Does any have any idea why, every time I try to make stir fry, the rice or noodles end up mushy and the entire dish is the consistency of sloppy cous cous???
Do you have the heat up high enough? A stir fry needs to cook really quickly. Another possibility is that you’ve got too much stuff in the wok. (I can’t believe I’m giving cooking tips, I’ve just had a microwaved pasta and veg dinner! )
When I do fried rice - I use long grain rice, and start with it cooked and cold (we cook lots of it, then, have the leftover rice to use with other things).
I do the veggies first, then the meat (usually using leftover meat/chicken that is already cooked). Then do the egg, then set all of that aside - take it out of the pan or wok.
Then in comes a bit of oil and then the rice.

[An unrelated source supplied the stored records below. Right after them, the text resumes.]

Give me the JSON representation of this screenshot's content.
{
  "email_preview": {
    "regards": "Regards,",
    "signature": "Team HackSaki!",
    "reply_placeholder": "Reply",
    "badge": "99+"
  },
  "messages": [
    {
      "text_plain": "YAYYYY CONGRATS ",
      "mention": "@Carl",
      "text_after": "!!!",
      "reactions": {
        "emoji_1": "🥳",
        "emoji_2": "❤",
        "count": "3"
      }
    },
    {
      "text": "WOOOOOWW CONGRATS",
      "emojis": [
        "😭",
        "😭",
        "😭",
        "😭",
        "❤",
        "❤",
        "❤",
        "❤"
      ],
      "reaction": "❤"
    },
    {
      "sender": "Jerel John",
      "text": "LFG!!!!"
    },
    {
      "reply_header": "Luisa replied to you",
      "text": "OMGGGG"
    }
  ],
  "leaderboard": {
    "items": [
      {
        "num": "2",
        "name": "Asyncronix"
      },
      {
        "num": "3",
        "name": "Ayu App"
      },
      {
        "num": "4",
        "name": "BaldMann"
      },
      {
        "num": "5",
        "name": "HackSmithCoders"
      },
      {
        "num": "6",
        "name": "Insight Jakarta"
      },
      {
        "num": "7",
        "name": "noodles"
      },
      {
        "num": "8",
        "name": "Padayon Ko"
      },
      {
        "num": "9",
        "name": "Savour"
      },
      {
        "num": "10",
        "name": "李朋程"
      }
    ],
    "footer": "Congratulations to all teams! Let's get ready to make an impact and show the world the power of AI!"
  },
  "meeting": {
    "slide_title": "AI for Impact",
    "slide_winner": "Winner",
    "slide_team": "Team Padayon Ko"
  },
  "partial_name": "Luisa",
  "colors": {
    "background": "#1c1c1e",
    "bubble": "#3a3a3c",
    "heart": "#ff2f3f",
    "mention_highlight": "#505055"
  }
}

I just work the rice around in the pan to coat the rice with the oil. Then I add broth to the rice, very slowly, letting the rice soak up what it wants to (almost like you do with risotto). Even though the rice has already been cooked, it will absorb more.
Then the meat/veg goes back into the pan and the final seasoning and just letting everything come together. The fried rice comes out like it is from a restaurant
The only rice we use is jasmine rice, but here is how we do it. One cup rice two cups water a very tiny bit of olive oil. Stir and put on medium. When the water has evaporated, its ready.
As for stir fry.I cook my meat first, but leave it uncooked enough so it doesn’t get tough. I then add my vegatables, add a little more sauce and then let it simmer for a few minutes (depending on what sauce you’re using)
I usually make my own sauce, with Mirin, sake and soy sauce. Depending on what kind of noodles you’re using, they should just sit in hot water for about 15-20 minutes (it usually says on the instructions) and then throw then in the wok with the rest of the stirfry.
You’re cooking it too long. The idea of a stir fry is to quickly cook a mixture of meat and vegetables over a high heat. The wok should then be taken off the heat and the meal served immediately. You want the vegetables to be still just a little crunchy between the teeth. Don’t put anything other than the oil in the wok until the family is washing their hands and walking into the dining room. This might keep you from leaving the food to over cook while organizing the family.
I think the cook time and having way too much in the pan is probably my problem, also using freshly cooked rice or noodles instead of cold, day old stuff. Tonight I cooked a lot so I could pack leftovers for prepared meals to take to work. We both hate sandwiches.
I’ll have to see what happens with the next one.